Component data from apps and pages

▼

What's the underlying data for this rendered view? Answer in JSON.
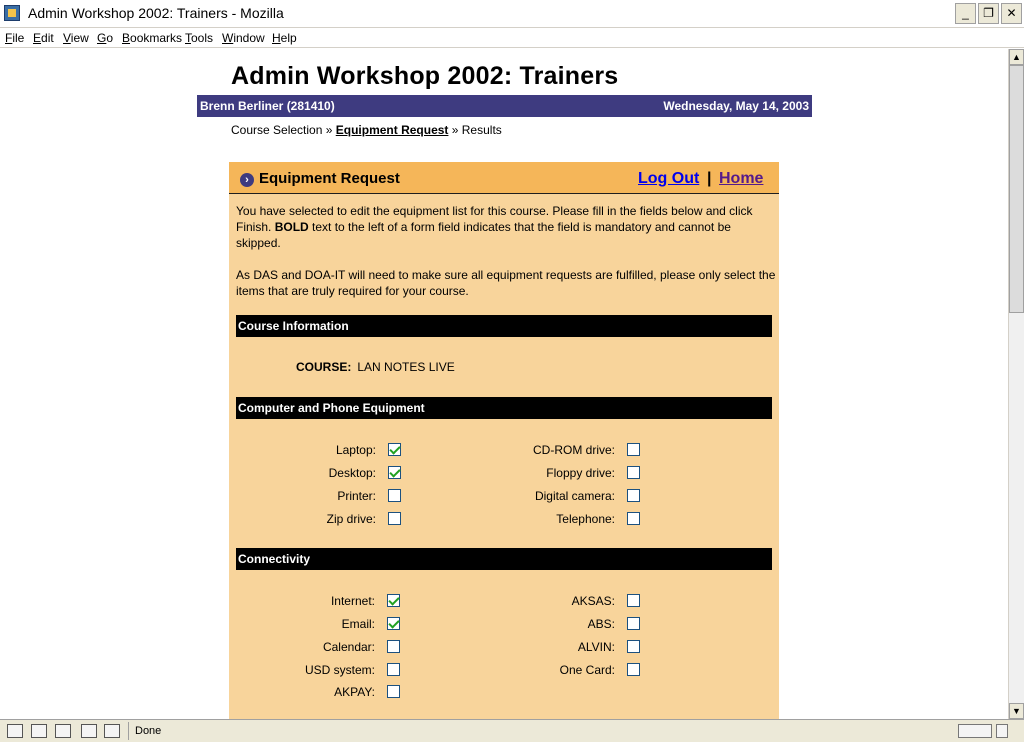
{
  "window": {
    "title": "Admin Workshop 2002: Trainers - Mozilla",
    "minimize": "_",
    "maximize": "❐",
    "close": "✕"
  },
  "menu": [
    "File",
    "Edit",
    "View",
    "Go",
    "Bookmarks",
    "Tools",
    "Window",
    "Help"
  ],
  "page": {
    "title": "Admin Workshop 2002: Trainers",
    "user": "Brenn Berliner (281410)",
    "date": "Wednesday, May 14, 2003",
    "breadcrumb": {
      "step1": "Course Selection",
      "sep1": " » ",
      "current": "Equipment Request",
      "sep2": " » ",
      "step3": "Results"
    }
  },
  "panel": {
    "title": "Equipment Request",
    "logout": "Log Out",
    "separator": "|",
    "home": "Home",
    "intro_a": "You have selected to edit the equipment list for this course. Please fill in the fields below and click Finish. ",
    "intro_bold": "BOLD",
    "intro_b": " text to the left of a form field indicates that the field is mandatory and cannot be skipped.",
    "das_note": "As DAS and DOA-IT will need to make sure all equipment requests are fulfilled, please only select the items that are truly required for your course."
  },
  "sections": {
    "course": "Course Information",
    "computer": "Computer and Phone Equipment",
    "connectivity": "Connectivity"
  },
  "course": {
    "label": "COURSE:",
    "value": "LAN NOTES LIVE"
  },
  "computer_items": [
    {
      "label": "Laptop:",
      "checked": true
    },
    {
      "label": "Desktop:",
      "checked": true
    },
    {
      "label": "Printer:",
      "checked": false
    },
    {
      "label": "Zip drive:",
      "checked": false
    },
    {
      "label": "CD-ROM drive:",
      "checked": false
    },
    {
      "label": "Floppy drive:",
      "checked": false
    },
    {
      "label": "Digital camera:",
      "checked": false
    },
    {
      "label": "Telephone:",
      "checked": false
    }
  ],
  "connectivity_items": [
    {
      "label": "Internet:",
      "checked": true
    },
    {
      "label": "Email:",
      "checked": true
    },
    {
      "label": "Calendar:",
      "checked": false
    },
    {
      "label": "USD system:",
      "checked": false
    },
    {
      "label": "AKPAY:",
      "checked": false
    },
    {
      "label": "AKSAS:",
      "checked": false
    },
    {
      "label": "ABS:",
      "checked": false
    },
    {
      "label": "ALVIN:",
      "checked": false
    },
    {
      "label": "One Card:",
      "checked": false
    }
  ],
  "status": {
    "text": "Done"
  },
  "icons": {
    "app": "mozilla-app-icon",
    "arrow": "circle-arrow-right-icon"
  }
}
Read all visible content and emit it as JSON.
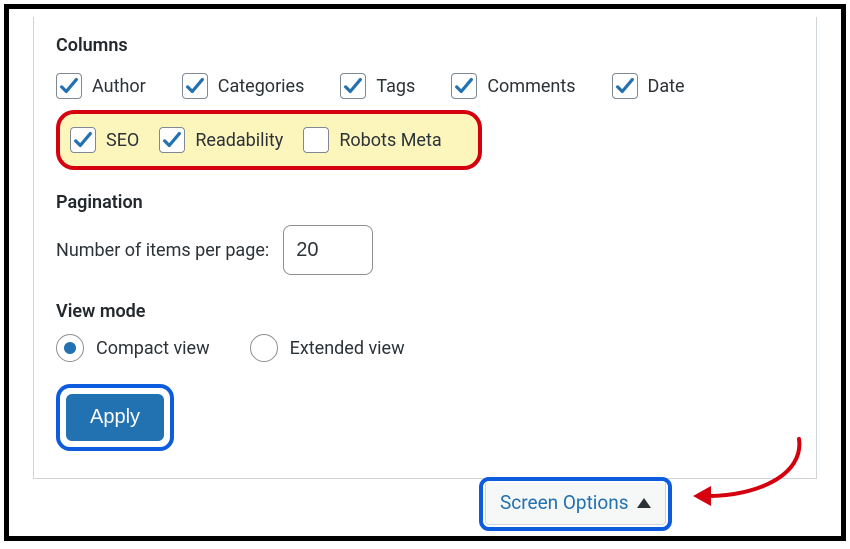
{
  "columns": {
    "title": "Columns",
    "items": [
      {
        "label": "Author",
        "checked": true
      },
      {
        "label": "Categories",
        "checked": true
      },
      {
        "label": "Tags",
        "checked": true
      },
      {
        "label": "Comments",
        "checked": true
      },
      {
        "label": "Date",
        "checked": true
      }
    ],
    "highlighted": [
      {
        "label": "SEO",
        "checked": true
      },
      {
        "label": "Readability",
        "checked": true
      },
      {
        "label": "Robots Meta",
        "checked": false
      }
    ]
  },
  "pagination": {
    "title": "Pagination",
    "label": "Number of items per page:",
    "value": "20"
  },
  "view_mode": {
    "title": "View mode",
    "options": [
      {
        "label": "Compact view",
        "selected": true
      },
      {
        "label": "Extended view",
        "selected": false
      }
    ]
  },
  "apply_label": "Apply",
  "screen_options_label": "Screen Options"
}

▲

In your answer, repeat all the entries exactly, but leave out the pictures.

> [RESULT OF THE TASK]:
What's the underlying data for this rendered view? Answer in JSON.
{
  "window": {
    "title": "Admin Workshop 2002: Trainers - Mozilla",
    "minimize": "_",
    "maximize": "❐",
    "close": "✕"
  },
  "menu": [
    "File",
    "Edit",
    "View",
    "Go",
    "Bookmarks",
    "Tools",
    "Window",
    "Help"
  ],
  "page": {
    "title": "Admin Workshop 2002: Trainers",
    "user": "Brenn Berliner (281410)",
    "date": "Wednesday, May 14, 2003",
    "breadcrumb": {
      "step1": "Course Selection",
      "sep1": " » ",
      "current": "Equipment Request",
      "sep2": " » ",
      "step3": "Results"
    }
  },
  "panel": {
    "title": "Equipment Request",
    "logout": "Log Out",
    "separator": "|",
    "home": "Home",
    "intro_a": "You have selected to edit the equipment list for this course. Please fill in the fields below and click Finish. ",
    "intro_bold": "BOLD",
    "intro_b": " text to the left of a form field indicates that the field is mandatory and cannot be skipped.",
    "das_note": "As DAS and DOA-IT will need to make sure all equipment requests are fulfilled, please only select the items that are truly required for your course."
  },
  "sections": {
    "course": "Course Information",
    "computer": "Computer and Phone Equipment",
    "connectivity": "Connectivity"
  },
  "course": {
    "label": "COURSE:",
    "value": "LAN NOTES LIVE"
  },
  "computer_items": [
    {
      "label": "Laptop:",
      "checked": true
    },
    {
      "label": "Desktop:",
      "checked": true
    },
    {
      "label": "Printer:",
      "checked": false
    },
    {
      "label": "Zip drive:",
      "checked": false
    },
    {
      "label": "CD-ROM drive:",
      "checked": false
    },
    {
      "label": "Floppy drive:",
      "checked": false
    },
    {
      "label": "Digital camera:",
      "checked": false
    },
    {
      "label": "Telephone:",
      "checked": false
    }
  ],
  "connectivity_items": [
    {
      "label": "Internet:",
      "checked": true
    },
    {
      "label": "Email:",
      "checked": true
    },
    {
      "label": "Calendar:",
      "checked": false
    },
    {
      "label": "USD system:",
      "checked": false
    },
    {
      "label": "AKPAY:",
      "checked": false
    },
    {
      "label": "AKSAS:",
      "checked": false
    },
    {
      "label": "ABS:",
      "checked": false
    },
    {
      "label": "ALVIN:",
      "checked": false
    },
    {
      "label": "One Card:",
      "checked": false
    }
  ],
  "status": {
    "text": "Done"
  },
  "icons": {
    "app": "mozilla-app-icon",
    "arrow": "circle-arrow-right-icon"
  }
}
Read all visible content and emit it as JSON.
{
  "columns": {
    "title": "Columns",
    "items": [
      {
        "label": "Author",
        "checked": true
      },
      {
        "label": "Categories",
        "checked": true
      },
      {
        "label": "Tags",
        "checked": true
      },
      {
        "label": "Comments",
        "checked": true
      },
      {
        "label": "Date",
        "checked": true
      }
    ],
    "highlighted": [
      {
        "label": "SEO",
        "checked": true
      },
      {
        "label": "Readability",
        "checked": true
      },
      {
        "label": "Robots Meta",
        "checked": false
      }
    ]
  },
  "pagination": {
    "title": "Pagination",
    "label": "Number of items per page:",
    "value": "20"
  },
  "view_mode": {
    "title": "View mode",
    "options": [
      {
        "label": "Compact view",
        "selected": true
      },
      {
        "label": "Extended view",
        "selected": false
      }
    ]
  },
  "apply_label": "Apply",
  "screen_options_label": "Screen Options"
}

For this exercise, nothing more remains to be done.